By Dany Recio
Other Side Drive October 11, 2012
Pete Townshend was one the founding members of the Who and was responsible for more than one-hundred songs throughout their eleven album career. He dropped out of college to pursue music and became one of the world’s most iconic artists. Earlier this week at the age of 67 he released his Memoir “Who I Am.” It is the recollection of his life: through his childhood, the years with The Who, and beyond. The significance of his memoir can be highlighted by the fact that it will delve into the early years of the Who; a period of time when Rock and Roll began to take the shape of what we know it as today.
Pete formally created the Who when he and bassist John Entwistle recruited singer (Roger Daltrey) and Drummer (Doug Sandom) for rhythm and blues group. The group originally named The Detours soon changed their name after they replaced Sandom with the animated Kieth Moon. Who approached Daltry and told him that he was a better drummer than the one they had. They decided to try him and Pete Townshend described his experience of first hearing Moon play drums as “it was like listening to a jet-engine take off…” Moon solidified the line-up for the Who and they went on to record many successful singles and a slew of albums; both, popular and conceptual.
Townshend wrote much of the Who’s material and he had quite a talent for writing for popular songs and creating elaborate rock opera’s. In the early years of the Who, he would push the limits of Blues and Rock; with fast-paced riffs and solos.

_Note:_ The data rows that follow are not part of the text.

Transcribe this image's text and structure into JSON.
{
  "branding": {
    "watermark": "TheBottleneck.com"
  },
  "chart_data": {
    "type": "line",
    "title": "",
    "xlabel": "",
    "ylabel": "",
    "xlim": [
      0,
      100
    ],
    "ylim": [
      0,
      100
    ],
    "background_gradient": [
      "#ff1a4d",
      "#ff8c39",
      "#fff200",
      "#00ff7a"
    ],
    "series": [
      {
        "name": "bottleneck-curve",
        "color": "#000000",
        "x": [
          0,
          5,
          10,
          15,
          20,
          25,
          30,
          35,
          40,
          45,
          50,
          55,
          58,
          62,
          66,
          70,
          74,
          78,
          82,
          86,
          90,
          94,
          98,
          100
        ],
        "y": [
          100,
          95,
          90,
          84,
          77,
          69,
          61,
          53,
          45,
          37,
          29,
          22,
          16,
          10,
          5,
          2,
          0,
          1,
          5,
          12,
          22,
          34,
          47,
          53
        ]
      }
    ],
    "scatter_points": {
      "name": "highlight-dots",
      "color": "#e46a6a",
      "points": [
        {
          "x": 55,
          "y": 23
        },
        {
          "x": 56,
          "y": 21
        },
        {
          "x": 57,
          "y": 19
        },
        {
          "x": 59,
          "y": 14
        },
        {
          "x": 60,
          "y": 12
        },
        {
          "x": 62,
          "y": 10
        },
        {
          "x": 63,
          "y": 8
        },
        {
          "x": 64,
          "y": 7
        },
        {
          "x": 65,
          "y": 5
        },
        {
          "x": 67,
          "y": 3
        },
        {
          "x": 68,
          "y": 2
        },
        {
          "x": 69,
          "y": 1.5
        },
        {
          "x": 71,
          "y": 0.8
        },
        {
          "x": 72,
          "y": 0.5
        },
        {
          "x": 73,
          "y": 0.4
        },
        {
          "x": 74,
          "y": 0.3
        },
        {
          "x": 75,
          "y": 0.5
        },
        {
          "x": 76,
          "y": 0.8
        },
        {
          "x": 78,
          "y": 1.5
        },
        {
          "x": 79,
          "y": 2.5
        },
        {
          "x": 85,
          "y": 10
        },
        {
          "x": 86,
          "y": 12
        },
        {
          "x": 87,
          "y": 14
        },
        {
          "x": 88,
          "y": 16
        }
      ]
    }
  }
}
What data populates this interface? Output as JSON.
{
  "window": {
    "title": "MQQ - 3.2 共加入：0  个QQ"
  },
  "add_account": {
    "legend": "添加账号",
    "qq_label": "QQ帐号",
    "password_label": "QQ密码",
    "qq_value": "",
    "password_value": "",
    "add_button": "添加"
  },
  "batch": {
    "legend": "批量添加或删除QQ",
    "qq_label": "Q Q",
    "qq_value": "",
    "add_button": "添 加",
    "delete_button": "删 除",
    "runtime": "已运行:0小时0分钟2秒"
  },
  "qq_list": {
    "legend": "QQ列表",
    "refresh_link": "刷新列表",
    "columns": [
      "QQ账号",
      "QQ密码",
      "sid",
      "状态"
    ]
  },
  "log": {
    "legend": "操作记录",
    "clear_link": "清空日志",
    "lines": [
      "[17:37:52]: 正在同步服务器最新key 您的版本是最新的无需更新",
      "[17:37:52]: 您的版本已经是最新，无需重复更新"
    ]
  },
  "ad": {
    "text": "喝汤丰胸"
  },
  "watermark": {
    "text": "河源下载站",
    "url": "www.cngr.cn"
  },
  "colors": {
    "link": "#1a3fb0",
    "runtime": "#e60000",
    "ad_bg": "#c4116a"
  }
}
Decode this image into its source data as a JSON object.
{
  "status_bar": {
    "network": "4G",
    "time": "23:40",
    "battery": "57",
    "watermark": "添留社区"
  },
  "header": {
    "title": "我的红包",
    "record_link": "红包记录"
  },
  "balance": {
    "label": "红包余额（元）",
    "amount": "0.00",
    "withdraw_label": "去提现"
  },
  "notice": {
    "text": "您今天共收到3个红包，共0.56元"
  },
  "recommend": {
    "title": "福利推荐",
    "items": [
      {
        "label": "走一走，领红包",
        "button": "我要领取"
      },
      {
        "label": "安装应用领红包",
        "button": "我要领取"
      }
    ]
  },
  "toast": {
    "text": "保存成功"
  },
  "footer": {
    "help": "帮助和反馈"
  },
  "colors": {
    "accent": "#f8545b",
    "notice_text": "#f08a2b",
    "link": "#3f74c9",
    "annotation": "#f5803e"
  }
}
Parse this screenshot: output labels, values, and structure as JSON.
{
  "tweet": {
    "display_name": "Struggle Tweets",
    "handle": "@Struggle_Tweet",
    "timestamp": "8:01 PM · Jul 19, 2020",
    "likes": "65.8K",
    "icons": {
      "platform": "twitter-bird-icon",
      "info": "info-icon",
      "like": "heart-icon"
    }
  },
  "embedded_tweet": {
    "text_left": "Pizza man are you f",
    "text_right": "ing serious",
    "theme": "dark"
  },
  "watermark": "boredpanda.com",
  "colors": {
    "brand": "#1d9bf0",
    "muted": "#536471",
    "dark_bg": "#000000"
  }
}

His live presence also cemented him into the music world as formidable artist. In 1964, he accidentally broke his guitar on the low ceiling of the venue where they were performing. Rather than halting the performance he continued to smash it into pieces and continued the song with another guitar. This moment became a regular performance piece in the Who’s live show. Many other artists would imitate
Townshend including Jimmy Hendrix; who became good friends with the Who after their performance at Woodstock. Townshend was also one of the first artists to experiment with synthesizers in the 70’s. He created the long intro to the song Teenage Wasteland. Much of his work can be illustrated in how he always pushed himself creatively. He stretched the limits of what he could imagine to create his art. Pete Townshend is a legend of Rock. Helping cement its sound and it’s place in history.
From the Other Side I’m Dany Recio with Revolutions.